The phone hasn't stopped ringing, starting with my cousin Sharon at daybreak. I reached for the phone aware that I did not feel the stab of fear I have felt every morning for the past several weeks at the first call of the day. The worst has already happened. My cousin said she just wanted to hear my voice, that I was the closest she could come to hearing my mother's voice. We talked about my mom, about how I keep wanting to call her and ask her advice as we make the arrangements.
His lodge buddies were at the house drinking with him last night. I called and tried to discuss dates for the service but it was clear he had hit a wall. "When you come on Sunday we'll work all that out," he said. As hard as my day was, his was harder. He had to go to the funeral home to make preliminary arrangements. Here in NewYork, my husband came home early from work to be with me. We spent the day quietly, making and fielding phone calls and emails and text messages from loved ones. My friends offered to come and sit with me, especially my Jewish friends whose ritual is to sit Shiva for seven days and receive guests and condolences. I loved them for wanting to come, but I felt a kind of social inertia. I think I just wanted to just be with my family last night, listening for my mom's whisper in the silence.
But here I am.
Here she is not.
1. Mommy and Daddy on Christmas Day 1994
2. Grandma Camp in St. Lucia
3. I will never again be as unconditionally loved as this.
4. Mom and Aunt Grace in my cousin's pool
5. Mom with her sister Grace, my brother and her three oldest grandkids
6. Mommy and me a few years ago
7. One of the last pictures of a very great lady
Thank you to my dear friends here for your comments and emails and loving support.
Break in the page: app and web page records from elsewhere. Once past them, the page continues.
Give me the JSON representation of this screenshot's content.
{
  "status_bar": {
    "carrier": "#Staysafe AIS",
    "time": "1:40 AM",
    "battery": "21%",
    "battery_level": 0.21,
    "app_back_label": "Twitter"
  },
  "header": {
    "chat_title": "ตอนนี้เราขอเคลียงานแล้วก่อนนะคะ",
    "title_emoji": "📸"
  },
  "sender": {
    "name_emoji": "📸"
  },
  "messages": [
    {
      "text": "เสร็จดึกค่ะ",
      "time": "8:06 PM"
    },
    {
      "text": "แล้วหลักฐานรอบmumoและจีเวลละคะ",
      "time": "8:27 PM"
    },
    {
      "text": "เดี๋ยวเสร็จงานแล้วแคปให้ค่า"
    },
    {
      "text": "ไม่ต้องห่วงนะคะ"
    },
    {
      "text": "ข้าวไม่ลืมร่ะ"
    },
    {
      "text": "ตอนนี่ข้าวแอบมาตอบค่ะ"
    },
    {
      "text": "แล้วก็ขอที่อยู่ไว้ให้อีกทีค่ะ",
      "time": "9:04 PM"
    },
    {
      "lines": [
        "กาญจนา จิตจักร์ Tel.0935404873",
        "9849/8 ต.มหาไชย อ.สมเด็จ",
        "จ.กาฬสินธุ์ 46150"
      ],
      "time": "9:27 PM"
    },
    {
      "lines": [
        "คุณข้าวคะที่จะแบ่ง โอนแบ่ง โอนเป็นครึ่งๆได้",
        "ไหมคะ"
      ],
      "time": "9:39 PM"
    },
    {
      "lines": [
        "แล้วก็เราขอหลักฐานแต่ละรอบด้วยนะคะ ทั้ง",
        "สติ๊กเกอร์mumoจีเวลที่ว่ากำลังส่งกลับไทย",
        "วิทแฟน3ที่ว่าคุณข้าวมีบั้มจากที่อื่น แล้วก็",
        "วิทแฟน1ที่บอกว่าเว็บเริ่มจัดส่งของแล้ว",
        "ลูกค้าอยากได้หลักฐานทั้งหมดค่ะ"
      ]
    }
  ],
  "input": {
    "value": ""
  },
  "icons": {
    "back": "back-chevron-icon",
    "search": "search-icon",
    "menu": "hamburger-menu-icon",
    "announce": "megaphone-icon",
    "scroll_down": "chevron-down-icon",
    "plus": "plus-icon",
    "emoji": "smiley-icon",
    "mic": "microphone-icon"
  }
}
I am moved that my mother is in your hearts, too. You are most certainly in mine.